--- Supplied material Enclosed Below ---
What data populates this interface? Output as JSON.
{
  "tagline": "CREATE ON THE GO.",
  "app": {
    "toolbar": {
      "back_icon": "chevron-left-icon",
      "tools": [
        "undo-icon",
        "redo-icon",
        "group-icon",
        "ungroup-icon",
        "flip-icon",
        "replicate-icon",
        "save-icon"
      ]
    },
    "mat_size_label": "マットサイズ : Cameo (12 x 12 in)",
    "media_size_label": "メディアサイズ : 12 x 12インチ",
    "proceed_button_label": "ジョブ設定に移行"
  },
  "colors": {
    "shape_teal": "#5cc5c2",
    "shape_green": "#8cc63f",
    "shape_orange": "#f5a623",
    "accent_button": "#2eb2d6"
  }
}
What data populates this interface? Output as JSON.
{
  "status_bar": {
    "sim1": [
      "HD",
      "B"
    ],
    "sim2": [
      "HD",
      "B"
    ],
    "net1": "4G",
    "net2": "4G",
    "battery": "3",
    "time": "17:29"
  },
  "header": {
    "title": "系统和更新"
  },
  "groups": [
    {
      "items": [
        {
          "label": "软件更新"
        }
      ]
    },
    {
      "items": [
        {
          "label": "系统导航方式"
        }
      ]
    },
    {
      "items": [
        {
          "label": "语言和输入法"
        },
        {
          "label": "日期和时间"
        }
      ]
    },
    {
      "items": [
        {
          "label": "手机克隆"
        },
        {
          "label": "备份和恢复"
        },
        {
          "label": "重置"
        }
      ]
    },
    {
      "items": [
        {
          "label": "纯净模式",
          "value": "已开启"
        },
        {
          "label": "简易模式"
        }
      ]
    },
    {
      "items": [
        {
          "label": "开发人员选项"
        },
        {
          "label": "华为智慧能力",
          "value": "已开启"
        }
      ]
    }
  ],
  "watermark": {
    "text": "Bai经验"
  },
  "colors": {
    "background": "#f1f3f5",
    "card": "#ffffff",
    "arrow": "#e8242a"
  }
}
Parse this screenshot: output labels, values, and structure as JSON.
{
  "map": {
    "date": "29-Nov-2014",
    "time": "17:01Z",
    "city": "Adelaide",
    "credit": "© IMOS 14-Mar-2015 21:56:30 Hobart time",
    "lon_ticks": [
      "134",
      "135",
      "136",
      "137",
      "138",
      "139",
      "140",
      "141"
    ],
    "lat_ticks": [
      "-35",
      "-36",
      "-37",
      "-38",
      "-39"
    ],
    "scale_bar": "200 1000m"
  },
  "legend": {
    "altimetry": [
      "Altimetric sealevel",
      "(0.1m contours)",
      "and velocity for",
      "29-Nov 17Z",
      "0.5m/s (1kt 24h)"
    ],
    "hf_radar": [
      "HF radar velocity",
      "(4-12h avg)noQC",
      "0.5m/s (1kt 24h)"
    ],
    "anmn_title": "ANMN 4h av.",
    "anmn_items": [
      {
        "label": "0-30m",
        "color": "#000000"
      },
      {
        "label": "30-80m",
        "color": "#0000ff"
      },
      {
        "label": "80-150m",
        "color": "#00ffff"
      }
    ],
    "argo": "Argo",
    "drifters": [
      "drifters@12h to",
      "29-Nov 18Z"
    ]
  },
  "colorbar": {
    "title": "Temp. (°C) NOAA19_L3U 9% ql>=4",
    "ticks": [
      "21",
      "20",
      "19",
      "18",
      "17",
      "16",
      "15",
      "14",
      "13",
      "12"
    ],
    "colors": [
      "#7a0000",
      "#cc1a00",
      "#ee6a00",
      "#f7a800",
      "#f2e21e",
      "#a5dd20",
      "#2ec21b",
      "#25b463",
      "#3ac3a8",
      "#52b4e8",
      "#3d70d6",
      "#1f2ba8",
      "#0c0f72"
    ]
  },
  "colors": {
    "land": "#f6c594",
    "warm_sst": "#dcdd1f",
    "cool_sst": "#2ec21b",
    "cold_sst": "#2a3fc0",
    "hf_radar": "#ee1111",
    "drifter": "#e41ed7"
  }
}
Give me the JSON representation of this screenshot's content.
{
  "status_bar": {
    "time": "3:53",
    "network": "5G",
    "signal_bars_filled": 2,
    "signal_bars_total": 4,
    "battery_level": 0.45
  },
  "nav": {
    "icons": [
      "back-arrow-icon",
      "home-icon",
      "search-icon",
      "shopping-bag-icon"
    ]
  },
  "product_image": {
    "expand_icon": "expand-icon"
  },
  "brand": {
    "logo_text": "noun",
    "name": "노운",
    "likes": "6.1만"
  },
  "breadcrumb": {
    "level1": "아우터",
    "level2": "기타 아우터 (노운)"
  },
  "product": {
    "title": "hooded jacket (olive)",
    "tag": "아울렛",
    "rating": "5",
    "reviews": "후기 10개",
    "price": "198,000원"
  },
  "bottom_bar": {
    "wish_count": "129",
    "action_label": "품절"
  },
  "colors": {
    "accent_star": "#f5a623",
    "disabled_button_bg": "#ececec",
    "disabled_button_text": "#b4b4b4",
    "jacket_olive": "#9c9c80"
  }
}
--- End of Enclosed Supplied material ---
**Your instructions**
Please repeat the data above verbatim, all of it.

**Response to this task**
What data populates this interface? Output as JSON.
{
  "tagline": "CREATE ON THE GO.",
  "app": {
    "toolbar": {
      "back_icon": "chevron-left-icon",
      "tools": [
        "undo-icon",
        "redo-icon",
        "group-icon",
        "ungroup-icon",
        "flip-icon",
        "replicate-icon",
        "save-icon"
      ]
    },
    "mat_size_label": "マットサイズ : Cameo (12 x 12 in)",
    "media_size_label": "メディアサイズ : 12 x 12インチ",
    "proceed_button_label": "ジョブ設定に移行"
  },
  "colors": {
    "shape_teal": "#5cc5c2",
    "shape_green": "#8cc63f",
    "shape_orange": "#f5a623",
    "accent_button": "#2eb2d6"
  }
}
What data populates this interface? Output as JSON.
{
  "status_bar": {
    "sim1": [
      "HD",
      "B"
    ],
    "sim2": [
      "HD",
      "B"
    ],
    "net1": "4G",
    "net2": "4G",
    "battery": "3",
    "time": "17:29"
  },
  "header": {
    "title": "系统和更新"
  },
  "groups": [
    {
      "items": [
        {
          "label": "软件更新"
        }
      ]
    },
    {
      "items": [
        {
          "label": "系统导航方式"
        }
      ]
    },
    {
      "items": [
        {
          "label": "语言和输入法"
        },
        {
          "label": "日期和时间"
        }
      ]
    },
    {
      "items": [
        {
          "label": "手机克隆"
        },
        {
          "label": "备份和恢复"
        },
        {
          "label": "重置"
        }
      ]
    },
    {
      "items": [
        {
          "label": "纯净模式",
          "value": "已开启"
        },
        {
          "label": "简易模式"
        }
      ]
    },
    {
      "items": [
        {
          "label": "开发人员选项"
        },
        {
          "label": "华为智慧能力",
          "value": "已开启"
        }
      ]
    }
  ],
  "watermark": {
    "text": "Bai经验"
  },
  "colors": {
    "background": "#f1f3f5",
    "card": "#ffffff",
    "arrow": "#e8242a"
  }
}
Parse this screenshot: output labels, values, and structure as JSON.
{
  "map": {
    "date": "29-Nov-2014",
    "time": "17:01Z",
    "city": "Adelaide",
    "credit": "© IMOS 14-Mar-2015 21:56:30 Hobart time",
    "lon_ticks": [
      "134",
      "135",
      "136",
      "137",
      "138",
      "139",
      "140",
      "141"
    ],
    "lat_ticks": [
      "-35",
      "-36",
      "-37",
      "-38",
      "-39"
    ],
    "scale_bar": "200 1000m"
  },
  "legend": {
    "altimetry": [
      "Altimetric sealevel",
      "(0.1m contours)",
      "and velocity for",
      "29-Nov 17Z",
      "0.5m/s (1kt 24h)"
    ],
    "hf_radar": [
      "HF radar velocity",
      "(4-12h avg)noQC",
      "0.5m/s (1kt 24h)"
    ],
    "anmn_title": "ANMN 4h av.",
    "anmn_items": [
      {
        "label": "0-30m",
        "color": "#000000"
      },
      {
        "label": "30-80m",
        "color": "#0000ff"
      },
      {
        "label": "80-150m",
        "color": "#00ffff"
      }
    ],
    "argo": "Argo",
    "drifters": [
      "drifters@12h to",
      "29-Nov 18Z"
    ]
  },
  "colorbar": {
    "title": "Temp. (°C) NOAA19_L3U 9% ql>=4",
    "ticks": [
      "21",
      "20",
      "19",
      "18",
      "17",
      "16",
      "15",
      "14",
      "13",
      "12"
    ],
    "colors": [
      "#7a0000",
      "#cc1a00",
      "#ee6a00",
      "#f7a800",
      "#f2e21e",
      "#a5dd20",
      "#2ec21b",
      "#25b463",
      "#3ac3a8",
      "#52b4e8",
      "#3d70d6",
      "#1f2ba8",
      "#0c0f72"
    ]
  },
  "colors": {
    "land": "#f6c594",
    "warm_sst": "#dcdd1f",
    "cool_sst": "#2ec21b",
    "cold_sst": "#2a3fc0",
    "hf_radar": "#ee1111",
    "drifter": "#e41ed7"
  }
}
Give me the JSON representation of this screenshot's content.
{
  "status_bar": {
    "time": "3:53",
    "network": "5G",
    "signal_bars_filled": 2,
    "signal_bars_total": 4,
    "battery_level": 0.45
  },
  "nav": {
    "icons": [
      "back-arrow-icon",
      "home-icon",
      "search-icon",
      "shopping-bag-icon"
    ]
  },
  "product_image": {
    "expand_icon": "expand-icon"
  },
  "brand": {
    "logo_text": "noun",
    "name": "노운",
    "likes": "6.1만"
  },
  "breadcrumb": {
    "level1": "아우터",
    "level2": "기타 아우터 (노운)"
  },
  "product": {
    "title": "hooded jacket (olive)",
    "tag": "아울렛",
    "rating": "5",
    "reviews": "후기 10개",
    "price": "198,000원"
  },
  "bottom_bar": {
    "wish_count": "129",
    "action_label": "품절"
  },
  "colors": {
    "accent_star": "#f5a623",
    "disabled_button_bg": "#ececec",
    "disabled_button_text": "#b4b4b4",
    "jacket_olive": "#9c9c80"
  }
}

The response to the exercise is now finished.